Network access: Allow Anonymous SID and Name Translation. When this
setting is enabled, the system will answer anonymous requests for the name of the
account associated with SID belonging to the local Administrator account. Since
the local Administrator account is associated with the well-known SID, the task of
determining the new name of this account becomes trivial. If you disable this
setting, such an anonymous request will be denied. It is recommended that the user
enable this setting for all domain-level accounts via the Default Domain Group
Policy MMC snap-in. Local account settings can be different and may be set by
changing this security option within a group policy linked to the specific
organizational unit within which the machine account resides.
Network access: Do Not Allow Anonymous Enumeration of SAM Accounts.
This Windows XP and Windows Server 2003 security option prevents anonymous
access to a listing of Security Accounts Manager (SAM) accounts.
Note This option is useful in obscuring information about the domain, especially if
your organization uses naming conventions for user accounts.
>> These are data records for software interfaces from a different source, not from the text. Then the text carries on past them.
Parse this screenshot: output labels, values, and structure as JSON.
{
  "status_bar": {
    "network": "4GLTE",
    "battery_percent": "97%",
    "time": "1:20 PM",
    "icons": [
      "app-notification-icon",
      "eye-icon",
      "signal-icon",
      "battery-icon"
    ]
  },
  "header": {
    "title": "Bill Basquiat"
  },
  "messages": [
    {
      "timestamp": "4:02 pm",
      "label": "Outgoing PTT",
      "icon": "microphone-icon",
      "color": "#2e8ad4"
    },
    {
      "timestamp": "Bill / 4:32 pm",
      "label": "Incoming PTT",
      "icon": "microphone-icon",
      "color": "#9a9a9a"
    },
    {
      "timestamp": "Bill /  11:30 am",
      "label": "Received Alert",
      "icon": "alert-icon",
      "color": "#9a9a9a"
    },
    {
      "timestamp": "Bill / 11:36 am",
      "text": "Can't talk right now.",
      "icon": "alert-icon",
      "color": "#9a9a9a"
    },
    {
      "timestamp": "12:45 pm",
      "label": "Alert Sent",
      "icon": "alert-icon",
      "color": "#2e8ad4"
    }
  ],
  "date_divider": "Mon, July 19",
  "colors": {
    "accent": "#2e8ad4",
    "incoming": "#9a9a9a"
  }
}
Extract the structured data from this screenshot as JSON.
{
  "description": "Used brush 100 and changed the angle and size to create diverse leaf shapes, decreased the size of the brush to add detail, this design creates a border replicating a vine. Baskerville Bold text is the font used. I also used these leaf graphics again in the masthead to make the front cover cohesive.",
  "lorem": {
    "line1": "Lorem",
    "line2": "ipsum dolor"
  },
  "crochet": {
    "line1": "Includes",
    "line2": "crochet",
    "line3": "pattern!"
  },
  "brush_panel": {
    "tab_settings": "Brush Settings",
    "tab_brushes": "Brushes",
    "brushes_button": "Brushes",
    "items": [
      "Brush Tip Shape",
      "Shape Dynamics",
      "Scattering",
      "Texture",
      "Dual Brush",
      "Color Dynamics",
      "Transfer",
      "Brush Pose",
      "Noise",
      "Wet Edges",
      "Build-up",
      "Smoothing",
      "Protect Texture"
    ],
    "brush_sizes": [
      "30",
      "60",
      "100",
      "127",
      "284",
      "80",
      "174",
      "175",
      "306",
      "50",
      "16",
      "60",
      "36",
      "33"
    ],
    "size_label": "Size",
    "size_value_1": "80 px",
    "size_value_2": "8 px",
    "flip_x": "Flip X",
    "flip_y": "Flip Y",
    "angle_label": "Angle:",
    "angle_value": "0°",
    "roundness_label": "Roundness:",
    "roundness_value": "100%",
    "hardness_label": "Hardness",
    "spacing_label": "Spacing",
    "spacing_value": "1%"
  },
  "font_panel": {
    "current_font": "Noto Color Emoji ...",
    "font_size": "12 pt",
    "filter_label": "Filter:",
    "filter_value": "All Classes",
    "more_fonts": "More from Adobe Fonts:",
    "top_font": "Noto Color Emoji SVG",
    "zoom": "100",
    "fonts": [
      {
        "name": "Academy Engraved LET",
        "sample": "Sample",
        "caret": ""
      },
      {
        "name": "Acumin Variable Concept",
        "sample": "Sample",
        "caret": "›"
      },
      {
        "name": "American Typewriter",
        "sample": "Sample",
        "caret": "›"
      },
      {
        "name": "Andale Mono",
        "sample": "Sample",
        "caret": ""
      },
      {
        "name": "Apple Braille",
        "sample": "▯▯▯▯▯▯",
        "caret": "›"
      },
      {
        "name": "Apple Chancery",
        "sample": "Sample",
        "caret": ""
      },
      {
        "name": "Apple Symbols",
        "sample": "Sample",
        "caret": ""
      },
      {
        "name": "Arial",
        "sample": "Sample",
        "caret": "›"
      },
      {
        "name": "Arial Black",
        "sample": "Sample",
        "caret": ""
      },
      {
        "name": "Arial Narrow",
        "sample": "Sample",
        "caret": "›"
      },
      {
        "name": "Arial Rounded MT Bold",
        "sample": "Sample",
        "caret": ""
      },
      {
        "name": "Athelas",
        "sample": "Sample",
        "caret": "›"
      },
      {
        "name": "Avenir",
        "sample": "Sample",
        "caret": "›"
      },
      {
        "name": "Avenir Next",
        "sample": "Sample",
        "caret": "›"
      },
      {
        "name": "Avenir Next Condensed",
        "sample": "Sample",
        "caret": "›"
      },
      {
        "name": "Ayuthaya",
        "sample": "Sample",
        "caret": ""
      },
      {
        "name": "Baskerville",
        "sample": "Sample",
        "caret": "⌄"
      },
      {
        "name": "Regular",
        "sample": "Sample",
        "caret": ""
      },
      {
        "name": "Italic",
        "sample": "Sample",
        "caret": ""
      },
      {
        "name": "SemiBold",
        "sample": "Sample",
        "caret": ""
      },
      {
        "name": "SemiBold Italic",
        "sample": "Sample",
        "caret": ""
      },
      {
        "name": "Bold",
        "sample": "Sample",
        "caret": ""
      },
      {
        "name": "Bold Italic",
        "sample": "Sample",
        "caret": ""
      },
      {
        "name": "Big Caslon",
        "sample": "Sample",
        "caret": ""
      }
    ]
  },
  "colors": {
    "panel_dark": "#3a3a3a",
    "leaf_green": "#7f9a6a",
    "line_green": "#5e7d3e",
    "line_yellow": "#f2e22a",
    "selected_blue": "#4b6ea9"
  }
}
If the attacker
knows that your organization uses naming conventions, he or she can deduce the
rules used in these conventions, and thus easily guess the correct account name
for some employees. On the other hand, it has implications for trusts, because
some functions require the ability to anonymously list accounts. For example,
the administrator of a trusting domain must be an authenticated user of a trusted
domain in order to perform administrative tasks such as accessing the list of
accounts of the trusted domain when assigning access to resources to trusted
domain users. Actually, when performing such tasks, Windows Server 2003
prompts for and account and password for the trusted domain.